*What you are asked to do*
All lines holding the word "伯吉的温馨厨房" are to be copied from the records beneath.

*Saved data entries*
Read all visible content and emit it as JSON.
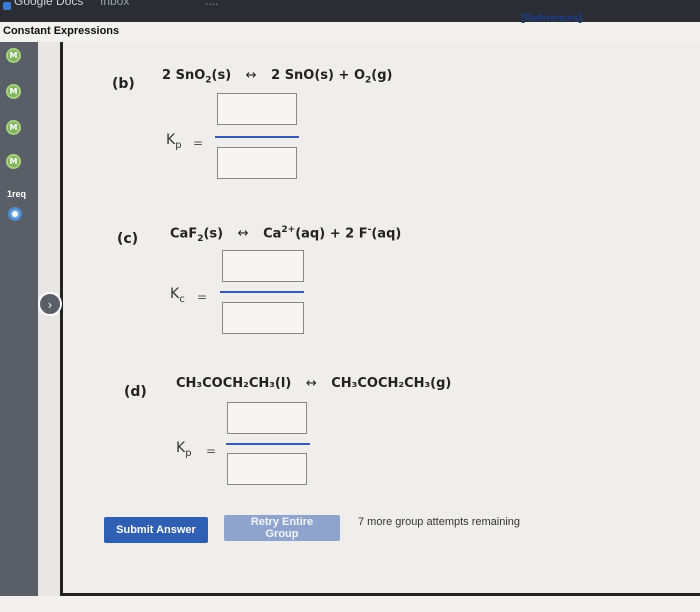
{
  "browser": {
    "tab_1": "Google Docs",
    "tab_2": "Inbox",
    "tab_3": "...."
  },
  "header": {
    "title": "Constant Expressions",
    "references": "[References]"
  },
  "sidebar": {
    "items": [
      {
        "label": "M"
      },
      {
        "label": "M"
      },
      {
        "label": "M"
      },
      {
        "label": "M"
      }
    ],
    "req_label": "1req"
  },
  "parts": {
    "b": {
      "label": "(b)",
      "reactant_coef": "2",
      "reactant": "SnO",
      "reactant_sub": "2",
      "reactant_state": "(s)",
      "arrow": "↔",
      "product1_coef": "2",
      "product1": "SnO(s)",
      "plus": "+",
      "product2": "O",
      "product2_sub": "2",
      "product2_state": "(g)",
      "k_symbol": "K",
      "k_sub": "p",
      "equals": "="
    },
    "c": {
      "label": "(c)",
      "reactant": "CaF",
      "reactant_sub": "2",
      "reactant_state": "(s)",
      "arrow": "↔",
      "product1": "Ca",
      "product1_sup": "2+",
      "product1_state": "(aq)",
      "plus": "+",
      "product2_coef": "2",
      "product2": "F",
      "product2_sup": "-",
      "product2_state": "(aq)",
      "k_symbol": "K",
      "k_sub": "c",
      "equals": "="
    },
    "d": {
      "label": "(d)",
      "reactant": "CH₃COCH₂CH₃(l)",
      "arrow": "↔",
      "product": "CH₃COCH₂CH₃(g)",
      "k_symbol": "K",
      "k_sub": "p",
      "equals": "="
    }
  },
  "buttons": {
    "submit": "Submit Answer",
    "retry": "Retry Entire Group"
  },
  "status": {
    "remaining": "7 more group attempts remaining"
  },
  "colors": {
    "sidebar_bg": "#5a5e66",
    "badge_green": "#7fb45b",
    "submit_blue": "#2f5fb3",
    "retry_blue": "#8fa4cd",
    "fraction_line": "#3a5ab0"
  }
}
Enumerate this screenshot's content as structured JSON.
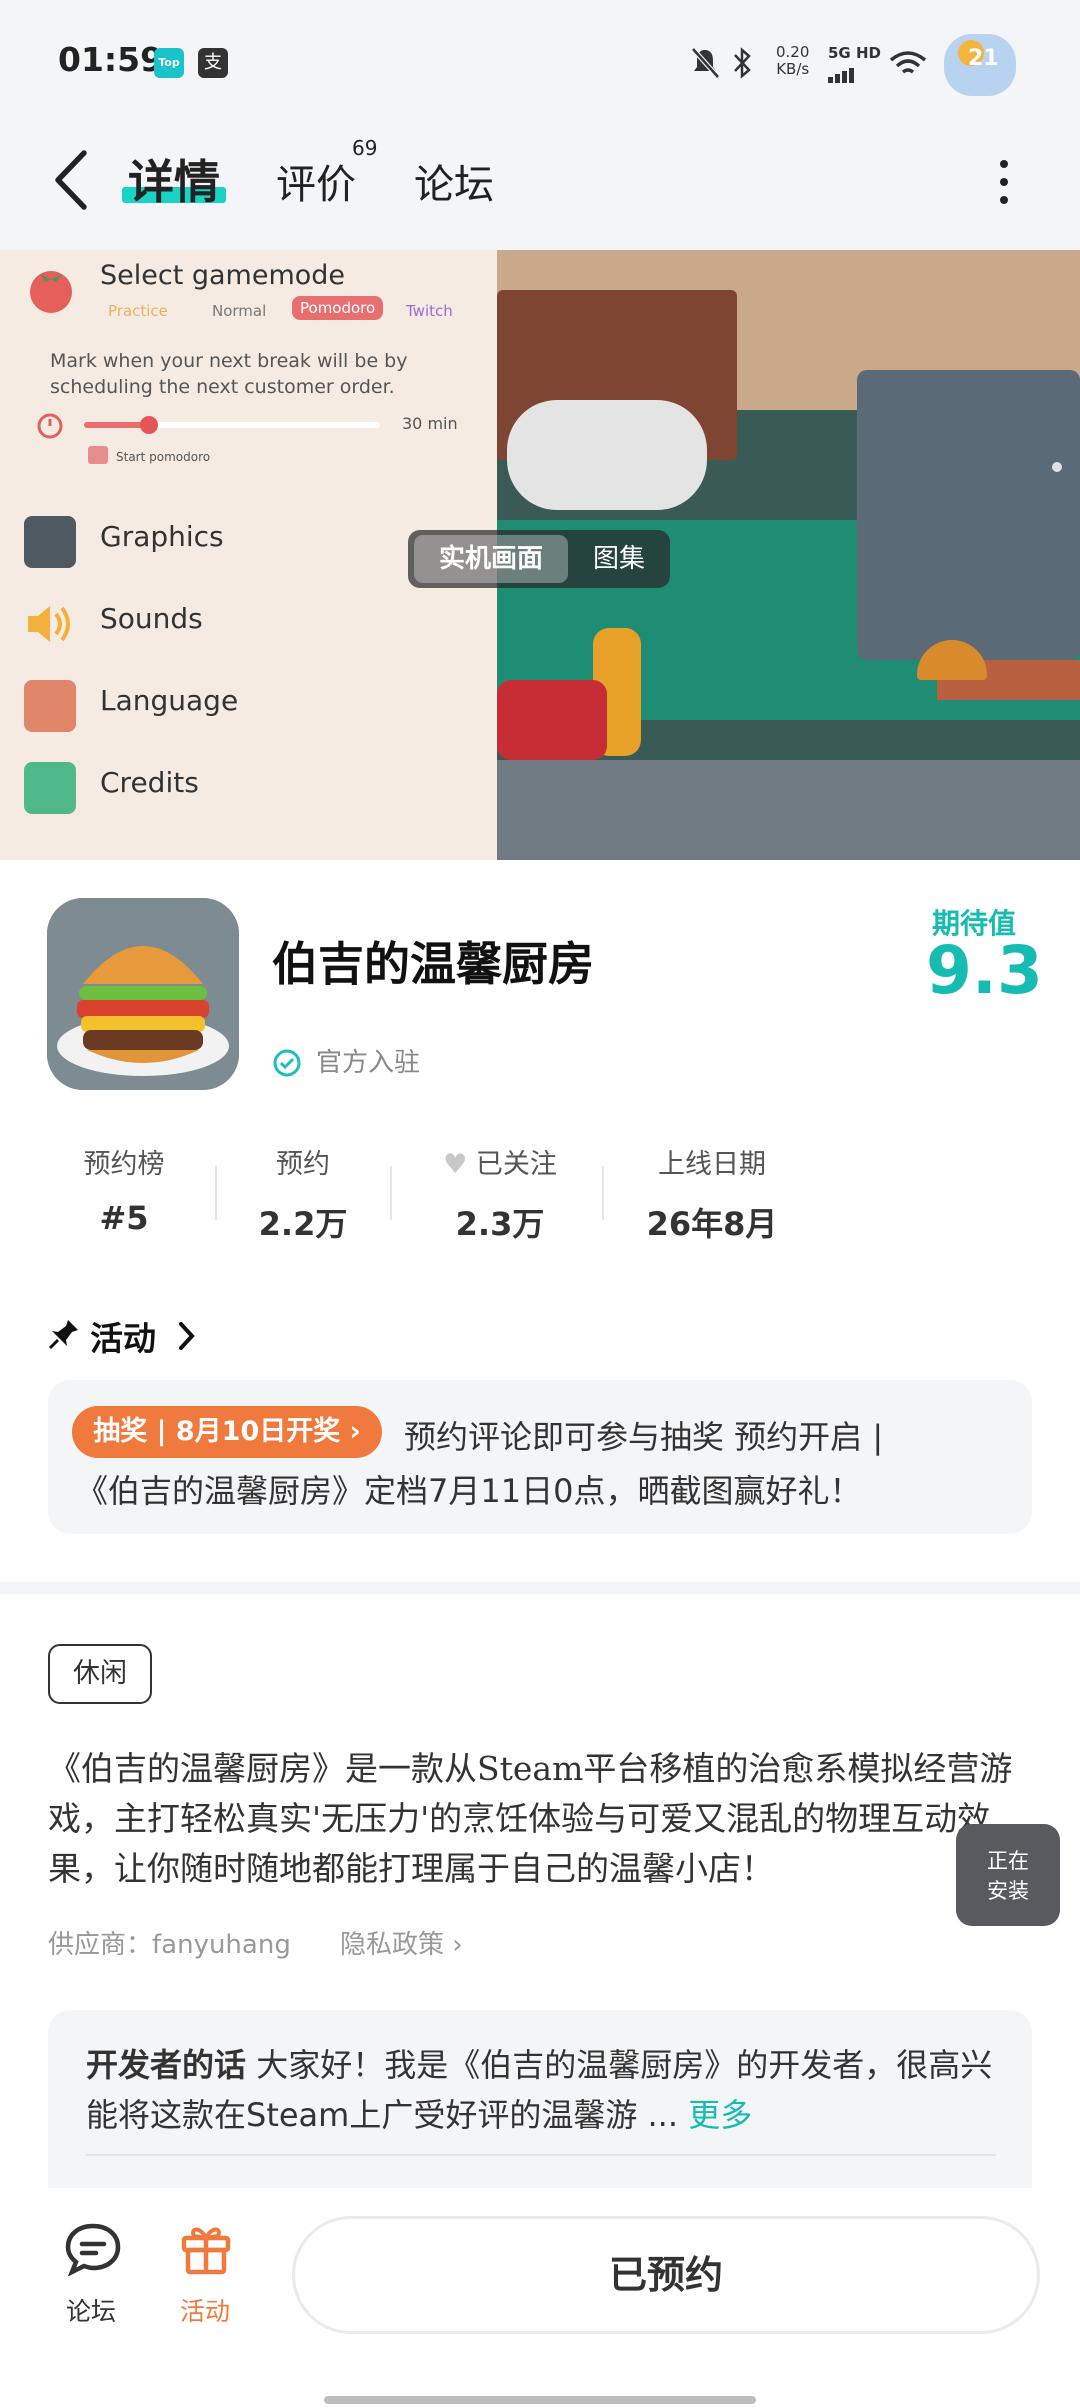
{
  "status_bar": {
    "time": "01:59",
    "app_badge_1": "Top",
    "app_badge_2": "支",
    "net_speed_value": "0.20",
    "net_speed_unit": "KB/s",
    "network": "5G HD",
    "battery_level": "21"
  },
  "nav": {
    "tabs": [
      {
        "label": "详情",
        "active": true
      },
      {
        "label": "评价",
        "badge": "69"
      },
      {
        "label": "论坛"
      }
    ]
  },
  "hero": {
    "game_menu": {
      "title": "Select gamemode",
      "modes": [
        "Practice",
        "Normal",
        "Pomodoro",
        "Twitch"
      ],
      "selected_mode": "Pomodoro",
      "note": "Mark when your next break will be by scheduling the next customer order.",
      "slider_value_label": "30 min",
      "slider_level": 0.22,
      "start_label": "Start pomodoro",
      "items": [
        "Graphics",
        "Sounds",
        "Language",
        "Credits"
      ]
    },
    "media_switch": {
      "active": "实机画面",
      "inactive": "图集"
    }
  },
  "game": {
    "title": "伯吉的温馨厨房",
    "verified": "官方入驻",
    "expect_label": "期待值",
    "expect_value": "9.3"
  },
  "stats": [
    {
      "label": "预约榜",
      "value": "#5"
    },
    {
      "label": "预约",
      "value": "2.2万"
    },
    {
      "label": "已关注",
      "value": "2.3万"
    },
    {
      "label": "上线日期",
      "value": "26年8月"
    }
  ],
  "activity": {
    "section_title": "活动",
    "tag": "抽奖 | 8月10日开奖",
    "text_line1": "预约评论即可参与抽奖 预约开启 |",
    "text_line2": "《伯吉的温馨厨房》定档7月11日0点，晒截图赢好礼！"
  },
  "description": {
    "tag": "休闲",
    "text": "《伯吉的温馨厨房》是一款从Steam平台移植的治愈系模拟经营游戏，主打轻松真实'无压力'的烹饪体验与可爱又混乱的物理互动效果，让你随时随地都能打理属于自己的温馨小店！",
    "supplier": "供应商：fanyuhang",
    "privacy": "隐私政策"
  },
  "installing": {
    "line1": "正在",
    "line2": "安装"
  },
  "developer": {
    "label": "开发者的话",
    "text": "大家好！我是《伯吉的温馨厨房》的开发者，很高兴能将这款在Steam上广受好评的温馨游 ...",
    "more": "更多"
  },
  "bottom": {
    "forum_label": "论坛",
    "activity_label": "活动",
    "reserve_button": "已预约"
  },
  "colors": {
    "accent": "#16bcb2",
    "orange": "#f07a3e",
    "background_gray": "#f4f5f7"
  }
}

*Exercise output*
    "title": "伯吉的温馨厨房",
    "text_line2": "《伯吉的温馨厨房》定档7月11日0点，晒截图赢好礼！"
    "text": "《伯吉的温馨厨房》是一款从Steam平台移植的治愈系模拟经营游戏，主打轻松真实'无压力'的烹饪体验与可爱又混乱的物理互动效果，让你随时随地都能打理属于自己的温馨小店！",
    "text": "大家好！我是《伯吉的温馨厨房》的开发者，很高兴能将这款在Steam上广受好评的温馨游 ...",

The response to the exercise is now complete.